What is expected: Leave the pictures out. Return all other data exactly.

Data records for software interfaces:
_ _ _ _ _
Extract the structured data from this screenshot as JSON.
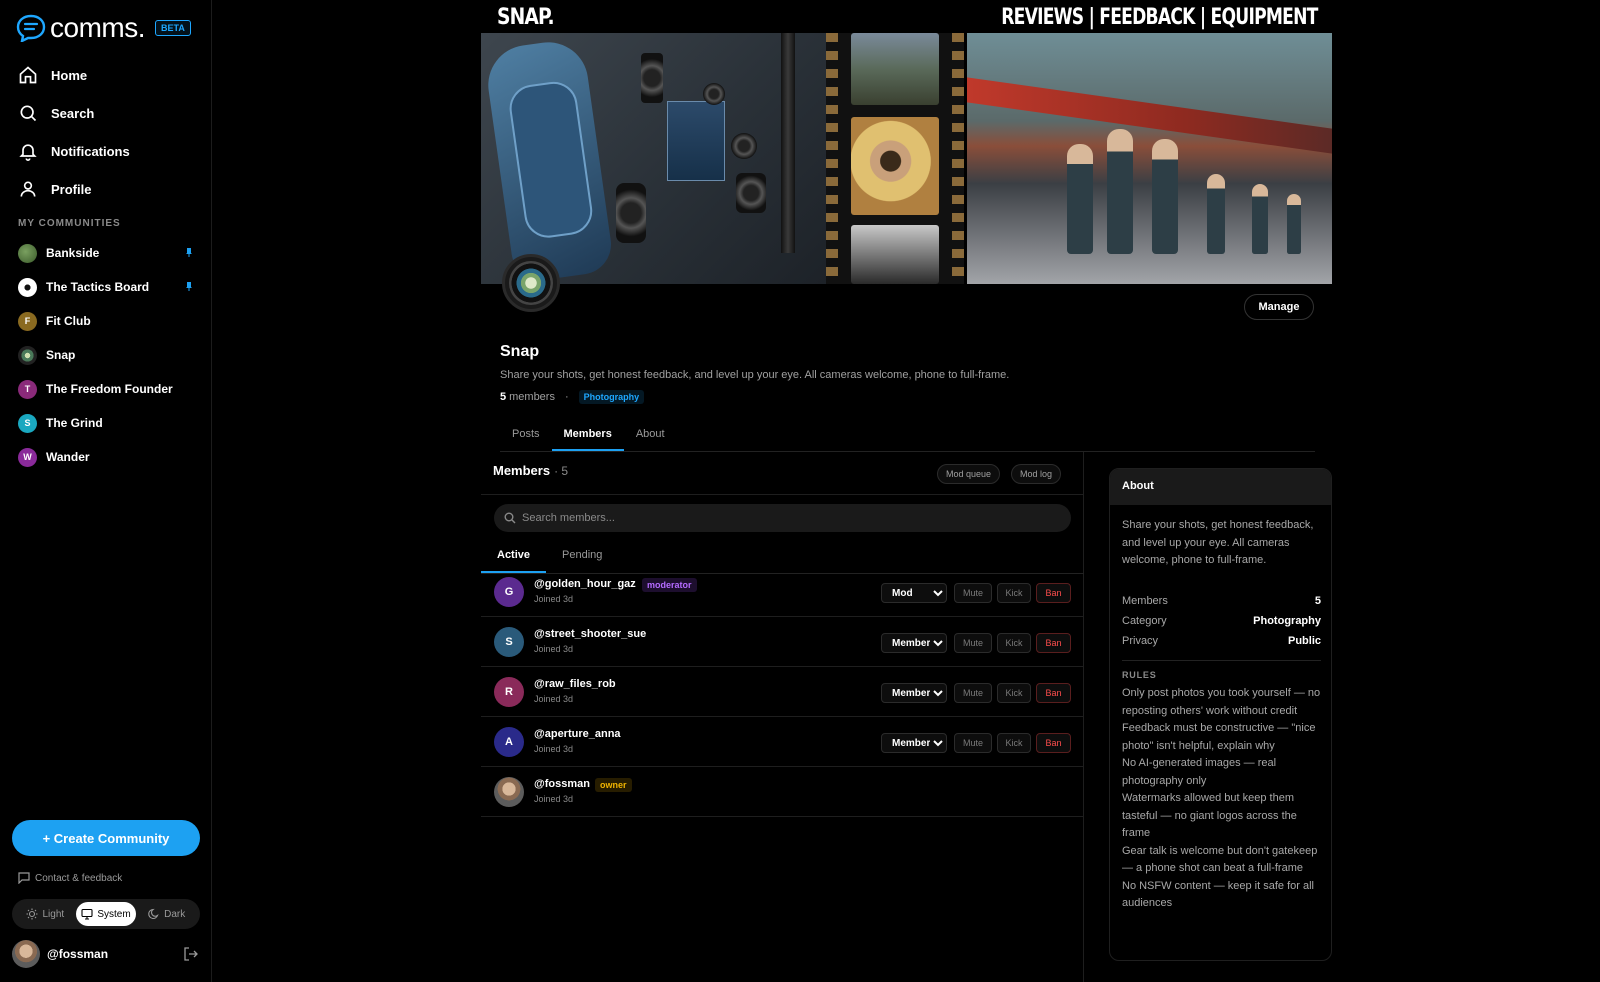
{
  "brand": {
    "name": "comms.",
    "badge": "BETA",
    "accent": "#1da1f2"
  },
  "nav": [
    {
      "label": "Home",
      "icon": "home-icon"
    },
    {
      "label": "Search",
      "icon": "search-icon"
    },
    {
      "label": "Notifications",
      "icon": "bell-icon"
    },
    {
      "label": "Profile",
      "icon": "user-icon"
    }
  ],
  "communities": {
    "label": "MY COMMUNITIES",
    "items": [
      {
        "name": "Bankside",
        "initial": "",
        "color": "#4a6a3a",
        "pinned": true
      },
      {
        "name": "The Tactics Board",
        "initial": "",
        "color": "#ffffff",
        "pinned": true
      },
      {
        "name": "Fit Club",
        "initial": "F",
        "color": "#8a6a20",
        "pinned": false
      },
      {
        "name": "Snap",
        "initial": "",
        "color": "#3a4a3a",
        "pinned": false
      },
      {
        "name": "The Freedom Founder",
        "initial": "T",
        "color": "#8a2a7a",
        "pinned": false
      },
      {
        "name": "The Grind",
        "initial": "S",
        "color": "#1aa8c0",
        "pinned": false
      },
      {
        "name": "Wander",
        "initial": "W",
        "color": "#8a2a9a",
        "pinned": false
      }
    ]
  },
  "create_label": "+ Create Community",
  "contact_label": "Contact & feedback",
  "theme": {
    "light": "Light",
    "system": "System",
    "dark": "Dark",
    "selected": "System"
  },
  "current_user": "@fossman",
  "banner": {
    "title": "SNAP.",
    "tagline": "REVIEWS | FEEDBACK | EQUIPMENT"
  },
  "manage_label": "Manage",
  "community": {
    "name": "Snap",
    "description": "Share your shots, get honest feedback, and level up your eye. All cameras welcome, phone to full-frame.",
    "member_count": "5",
    "members_word": "members",
    "category": "Photography"
  },
  "tabs": [
    "Posts",
    "Members",
    "About"
  ],
  "active_tab": "Members",
  "members": {
    "title": "Members",
    "count": "· 5",
    "mod_queue": "Mod queue",
    "mod_log": "Mod log",
    "search_placeholder": "Search members...",
    "subtabs": [
      "Active",
      "Pending"
    ],
    "list": [
      {
        "handle": "@golden_hour_gaz",
        "joined": "Joined 3d",
        "initial": "G",
        "color": "#5b2a8f",
        "badge": "moderator",
        "role": "Mod"
      },
      {
        "handle": "@street_shooter_sue",
        "joined": "Joined 3d",
        "initial": "S",
        "color": "#2a5a7a",
        "badge": "",
        "role": "Member"
      },
      {
        "handle": "@raw_files_rob",
        "joined": "Joined 3d",
        "initial": "R",
        "color": "#8a2a5a",
        "badge": "",
        "role": "Member"
      },
      {
        "handle": "@aperture_anna",
        "joined": "Joined 3d",
        "initial": "A",
        "color": "#2a2a8a",
        "badge": "",
        "role": "Member"
      },
      {
        "handle": "@fossman",
        "joined": "Joined 3d",
        "initial": "",
        "color": "#7a6a5a",
        "badge": "owner",
        "role": ""
      }
    ],
    "actions": {
      "mute": "Mute",
      "kick": "Kick",
      "ban": "Ban"
    },
    "role_options": [
      "Mod",
      "Member"
    ]
  },
  "about": {
    "title": "About",
    "description": "Share your shots, get honest feedback, and level up your eye. All cameras welcome, phone to full-frame.",
    "members_label": "Members",
    "members_value": "5",
    "category_label": "Category",
    "category_value": "Photography",
    "privacy_label": "Privacy",
    "privacy_value": "Public",
    "rules_label": "RULES",
    "rules": [
      "Only post photos you took yourself — no reposting others' work without credit",
      "Feedback must be constructive — \"nice photo\" isn't helpful, explain why",
      "No AI-generated images — real photography only",
      "Watermarks allowed but keep them tasteful — no giant logos across the frame",
      "Gear talk is welcome but don't gatekeep — a phone shot can beat a full-frame",
      "No NSFW content — keep it safe for all audiences"
    ]
  }
}
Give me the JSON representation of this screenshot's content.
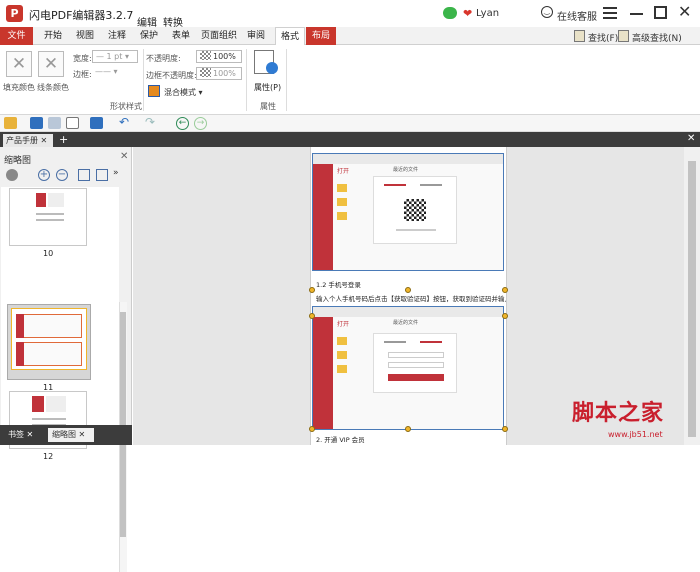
{
  "app": {
    "title": "闪电PDF编辑器3.2.7",
    "menu_edit": "编辑",
    "menu_convert": "转换",
    "user": "Lyan",
    "support": "在线客服"
  },
  "tabs": [
    "文件",
    "开始",
    "视图",
    "注释",
    "保护",
    "表单",
    "页面组织",
    "审阅",
    "格式",
    "布局"
  ],
  "search": {
    "find": "查找(F)",
    "advanced": "高级查找(N)"
  },
  "ribbon": {
    "fill_color": "填充颜色",
    "line_color": "线条颜色",
    "width_label": "宽度:",
    "width_value": "1 pt",
    "border_label": "边框:",
    "opacity_label": "不透明度:",
    "opacity_value": "100%",
    "border_opacity_label": "边框不透明度:",
    "border_opacity_value": "100%",
    "blend_mode": "混合模式",
    "group_shape": "形状样式",
    "properties": "属性(P)",
    "group_props": "属性"
  },
  "document_tab": "产品手册",
  "left_panel": {
    "title": "缩略图",
    "pages": [
      "10",
      "11",
      "12"
    ],
    "bottom_tabs": [
      "书签",
      "缩略图"
    ]
  },
  "page": {
    "line1": "1.2 手机号登录",
    "line2": "输入个人手机号码后点击【获取验证码】按钮，获取到验证码并输入即可登录。",
    "line3": "2. 开通 VIP 会员",
    "shot_title": "打开",
    "shot_recent": "最近的文件"
  },
  "watermark": {
    "text": "脚本之家",
    "url": "www.jb51.net"
  },
  "colors": {
    "brand": "#c9362c",
    "selection": "#4a7ab7",
    "handle": "#f0b52b"
  }
}
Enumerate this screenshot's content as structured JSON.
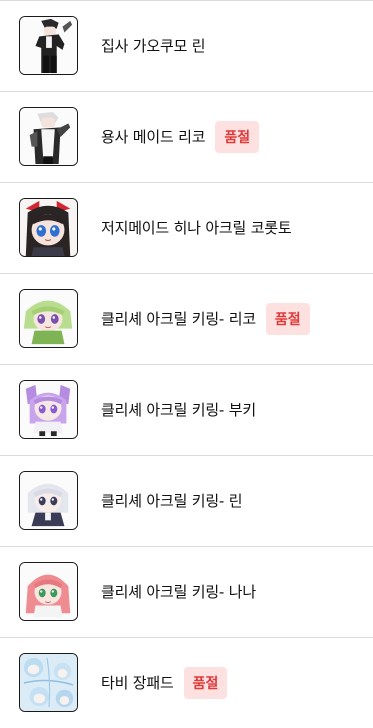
{
  "products": [
    {
      "title": "집사 가오쿠모 린",
      "soldout": ""
    },
    {
      "title": "용사 메이드 리코",
      "soldout": "품절"
    },
    {
      "title": "저지메이드 히나 아크릴 코롯토",
      "soldout": ""
    },
    {
      "title": "클리셰 아크릴 키링- 리코",
      "soldout": "품절"
    },
    {
      "title": "클리셰 아크릴 키링- 부키",
      "soldout": ""
    },
    {
      "title": "클리셰 아크릴 키링- 린",
      "soldout": ""
    },
    {
      "title": "클리셰 아크릴 키링- 나나",
      "soldout": ""
    },
    {
      "title": "타비 장패드",
      "soldout": "품절"
    }
  ],
  "thumbnail_icons": [
    "butler-rin-figure-icon",
    "hero-maid-riko-figure-icon",
    "jersey-maid-hina-figure-icon",
    "riko-keyring-icon",
    "buki-keyring-icon",
    "rin-keyring-icon",
    "nana-keyring-icon",
    "tabi-mousepad-icon"
  ],
  "colors": {
    "badge_bg": "#fde1e1",
    "badge_text": "#e03a3a",
    "divider": "#dcdcdc",
    "thumb_border": "#1a1a1a"
  }
}
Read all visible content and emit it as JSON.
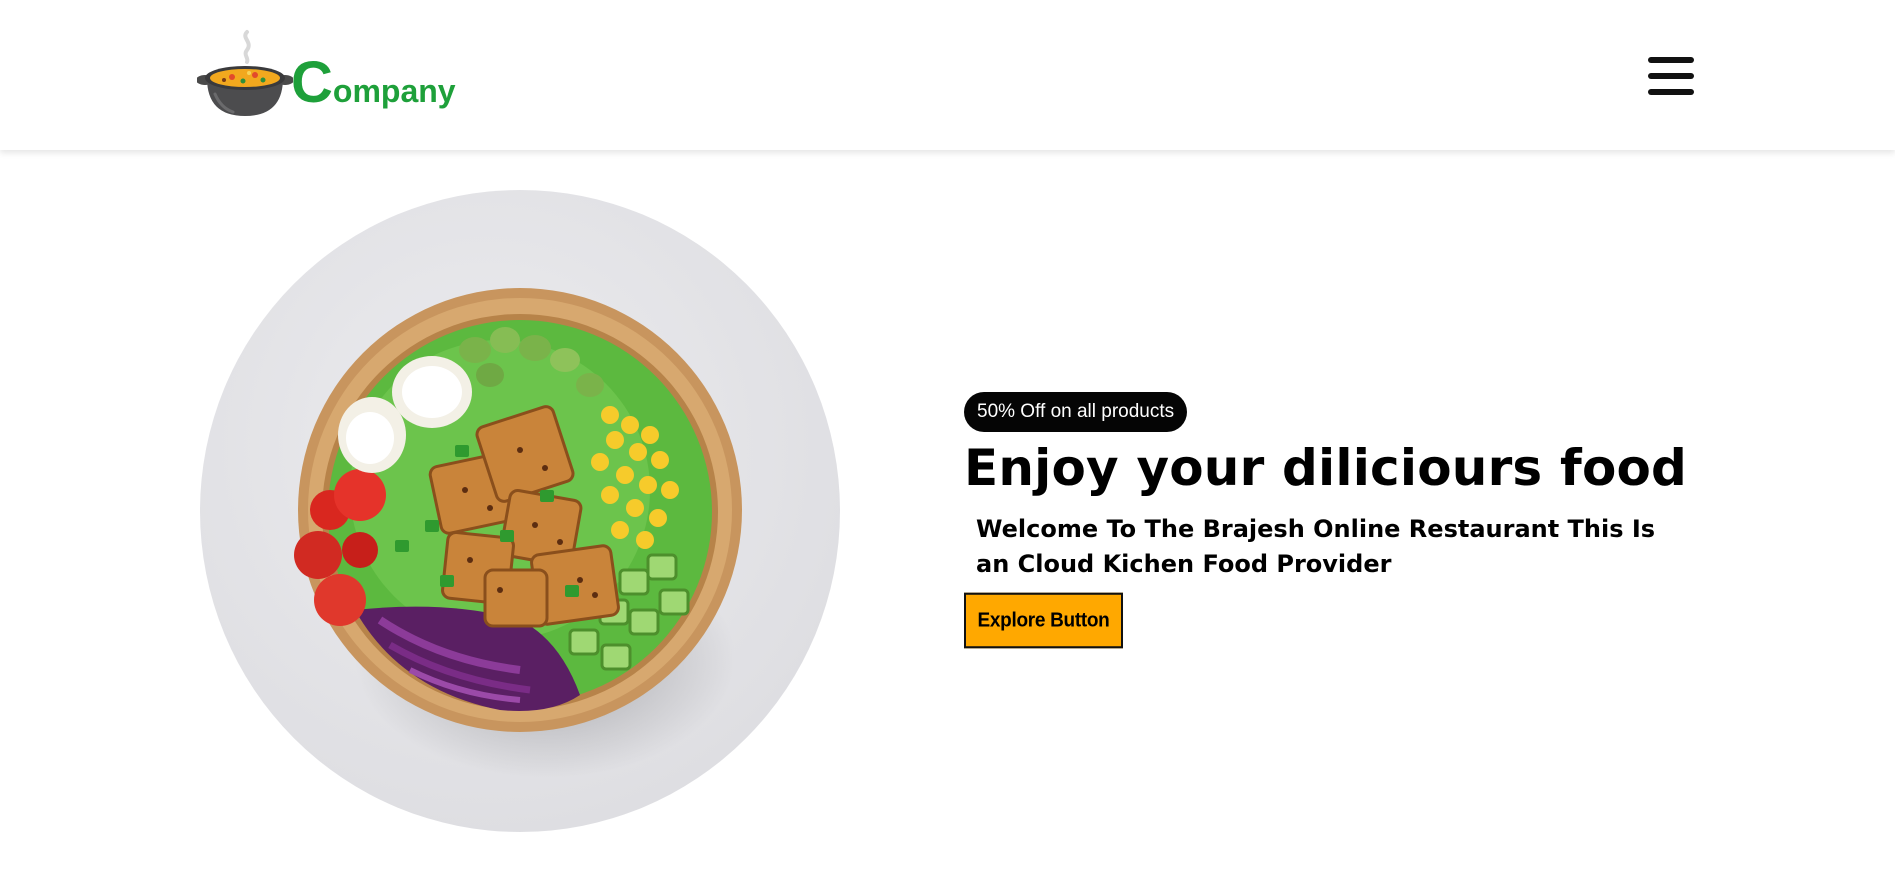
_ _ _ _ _
Your response:
Extract the structured data from this screenshot as JSON.
{
  "brand": {
    "name": "comms.",
    "badge": "BETA",
    "accent": "#1da1f2"
  },
  "nav": [
    {
      "label": "Home",
      "icon": "home-icon"
    },
    {
      "label": "Search",
      "icon": "search-icon"
    },
    {
      "label": "Notifications",
      "icon": "bell-icon"
    },
    {
      "label": "Profile",
      "icon": "user-icon"
    }
  ],
  "communities": {
    "label": "MY COMMUNITIES",
    "items": [
      {
        "name": "Bankside",
        "initial": "",
        "color": "#4a6a3a",
        "pinned": true
      },
      {
        "name": "The Tactics Board",
        "initial": "",
        "color": "#ffffff",
        "pinned": true
      },
      {
        "name": "Fit Club",
        "initial": "F",
        "color": "#8a6a20",
        "pinned": false
      },
      {
        "name": "Snap",
        "initial": "",
        "color": "#3a4a3a",
        "pinned": false
      },
      {
        "name": "The Freedom Founder",
        "initial": "T",
        "color": "#8a2a7a",
        "pinned": false
      },
      {
        "name": "The Grind",
        "initial": "S",
        "color": "#1aa8c0",
        "pinned": false
      },
      {
        "name": "Wander",
        "initial": "W",
        "color": "#8a2a9a",
        "pinned": false
      }
    ]
  },
  "create_label": "+ Create Community",
  "contact_label": "Contact & feedback",
  "theme": {
    "light": "Light",
    "system": "System",
    "dark": "Dark",
    "selected": "System"
  },
  "current_user": "@fossman",
  "banner": {
    "title": "SNAP.",
    "tagline": "REVIEWS | FEEDBACK | EQUIPMENT"
  },
  "manage_label": "Manage",
  "community": {
    "name": "Snap",
    "description": "Share your shots, get honest feedback, and level up your eye. All cameras welcome, phone to full-frame.",
    "member_count": "5",
    "members_word": "members",
    "category": "Photography"
  },
  "tabs": [
    "Posts",
    "Members",
    "About"
  ],
  "active_tab": "Members",
  "members": {
    "title": "Members",
    "count": "· 5",
    "mod_queue": "Mod queue",
    "mod_log": "Mod log",
    "search_placeholder": "Search members...",
    "subtabs": [
      "Active",
      "Pending"
    ],
    "list": [
      {
        "handle": "@golden_hour_gaz",
        "joined": "Joined 3d",
        "initial": "G",
        "color": "#5b2a8f",
        "badge": "moderator",
        "role": "Mod"
      },
      {
        "handle": "@street_shooter_sue",
        "joined": "Joined 3d",
        "initial": "S",
        "color": "#2a5a7a",
        "badge": "",
        "role": "Member"
      },
      {
        "handle": "@raw_files_rob",
        "joined": "Joined 3d",
        "initial": "R",
        "color": "#8a2a5a",
        "badge": "",
        "role": "Member"
      },
      {
        "handle": "@aperture_anna",
        "joined": "Joined 3d",
        "initial": "A",
        "color": "#2a2a8a",
        "badge": "",
        "role": "Member"
      },
      {
        "handle": "@fossman",
        "joined": "Joined 3d",
        "initial": "",
        "color": "#7a6a5a",
        "badge": "owner",
        "role": ""
      }
    ],
    "actions": {
      "mute": "Mute",
      "kick": "Kick",
      "ban": "Ban"
    },
    "role_options": [
      "Mod",
      "Member"
    ]
  },
  "about": {
    "title": "About",
    "description": "Share your shots, get honest feedback, and level up your eye. All cameras welcome, phone to full-frame.",
    "members_label": "Members",
    "members_value": "5",
    "category_label": "Category",
    "category_value": "Photography",
    "privacy_label": "Privacy",
    "privacy_value": "Public",
    "rules_label": "RULES",
    "rules": [
      "Only post photos you took yourself — no reposting others' work without credit",
      "Feedback must be constructive — \"nice photo\" isn't helpful, explain why",
      "No AI-generated images — real photography only",
      "Watermarks allowed but keep them tasteful — no giant logos across the frame",
      "Gear talk is welcome but don't gatekeep — a phone shot can beat a full-frame",
      "No NSFW content — keep it safe for all audiences"
    ]
  }
}
Give me the JSON representation of this screenshot's content.
{
  "app": {
    "title": "闪电PDF编辑器3.2.7",
    "menu_edit": "编辑",
    "menu_convert": "转换",
    "user": "Lyan",
    "support": "在线客服"
  },
  "tabs": [
    "文件",
    "开始",
    "视图",
    "注释",
    "保护",
    "表单",
    "页面组织",
    "审阅",
    "格式",
    "布局"
  ],
  "search": {
    "find": "查找(F)",
    "advanced": "高级查找(N)"
  },
  "ribbon": {
    "fill_color": "填充颜色",
    "line_color": "线条颜色",
    "width_label": "宽度:",
    "width_value": "1 pt",
    "border_label": "边框:",
    "opacity_label": "不透明度:",
    "opacity_value": "100%",
    "border_opacity_label": "边框不透明度:",
    "border_opacity_value": "100%",
    "blend_mode": "混合模式",
    "group_shape": "形状样式",
    "properties": "属性(P)",
    "group_props": "属性"
  },
  "document_tab": "产品手册",
  "left_panel": {
    "title": "缩略图",
    "pages": [
      "10",
      "11",
      "12"
    ],
    "bottom_tabs": [
      "书签",
      "缩略图"
    ]
  },
  "page": {
    "line1": "1.2 手机号登录",
    "line2": "输入个人手机号码后点击【获取验证码】按钮，获取到验证码并输入即可登录。",
    "line3": "2. 开通 VIP 会员",
    "shot_title": "打开",
    "shot_recent": "最近的文件"
  },
  "watermark": {
    "text": "脚本之家",
    "url": "www.jb51.net"
  },
  "colors": {
    "brand": "#c9362c",
    "selection": "#4a7ab7",
    "handle": "#f0b52b"
  }
}
Enumerate this screenshot's content as structured JSON.
{
  "products": [
    {
      "title": "집사 가오쿠모 린",
      "soldout": ""
    },
    {
      "title": "용사 메이드 리코",
      "soldout": "품절"
    },
    {
      "title": "저지메이드 히나 아크릴 코롯토",
      "soldout": ""
    },
    {
      "title": "클리셰 아크릴 키링- 리코",
      "soldout": "품절"
    },
    {
      "title": "클리셰 아크릴 키링- 부키",
      "soldout": ""
    },
    {
      "title": "클리셰 아크릴 키링- 린",
      "soldout": ""
    },
    {
      "title": "클리셰 아크릴 키링- 나나",
      "soldout": ""
    },
    {
      "title": "타비 장패드",
      "soldout": "품절"
    }
  ],
  "thumbnail_icons": [
    "butler-rin-figure-icon",
    "hero-maid-riko-figure-icon",
    "jersey-maid-hina-figure-icon",
    "riko-keyring-icon",
    "buki-keyring-icon",
    "rin-keyring-icon",
    "nana-keyring-icon",
    "tabi-mousepad-icon"
  ],
  "colors": {
    "badge_bg": "#fde1e1",
    "badge_text": "#e03a3a",
    "divider": "#dcdcdc",
    "thumb_border": "#1a1a1a"
  }
}
Read all visible content and emit it as JSON.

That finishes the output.